▶ EXERCISE DATA
--

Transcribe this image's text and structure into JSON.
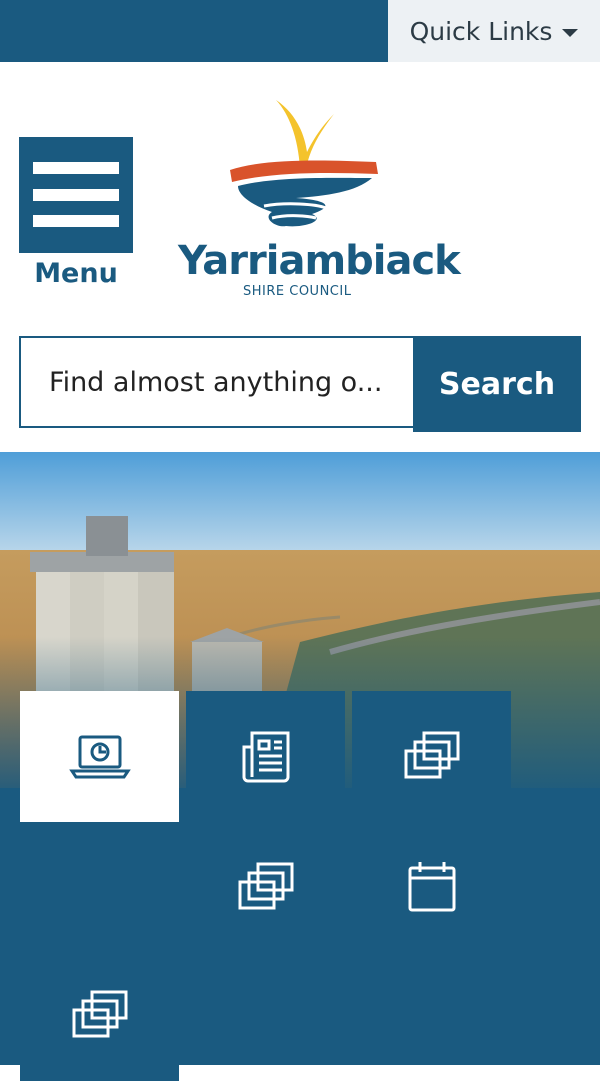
{
  "topbar": {
    "quick_links_label": "Quick Links",
    "caret_icon": "caret-down-icon"
  },
  "header": {
    "menu_label": "Menu",
    "logo": {
      "title": "Yarriambiack",
      "subtitle": "SHIRE COUNCIL"
    }
  },
  "search": {
    "placeholder": "Find almost anything o...",
    "button_label": "Search"
  },
  "tiles": [
    {
      "icon": "laptop-clock-icon",
      "active": true
    },
    {
      "icon": "newspaper-icon",
      "active": false
    },
    {
      "icon": "stacked-windows-icon",
      "active": false
    },
    {
      "icon": "stacked-windows-icon",
      "active": false
    },
    {
      "icon": "calendar-icon",
      "active": false
    },
    {
      "icon": "stacked-windows-icon",
      "active": false
    }
  ],
  "colors": {
    "primary": "#1a5a80",
    "quick_links_bg": "#edf1f4",
    "logo_yellow": "#f4c32c",
    "logo_orange": "#d9532b"
  }
}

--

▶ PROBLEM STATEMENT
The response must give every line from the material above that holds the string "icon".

▶ ANSWER SPACE
    "caret_icon": "caret-down-icon"
      "icon": "laptop-clock-icon",
      "icon": "newspaper-icon",
      "icon": "stacked-windows-icon",
      "icon": "stacked-windows-icon",
      "icon": "calendar-icon",
      "icon": "stacked-windows-icon",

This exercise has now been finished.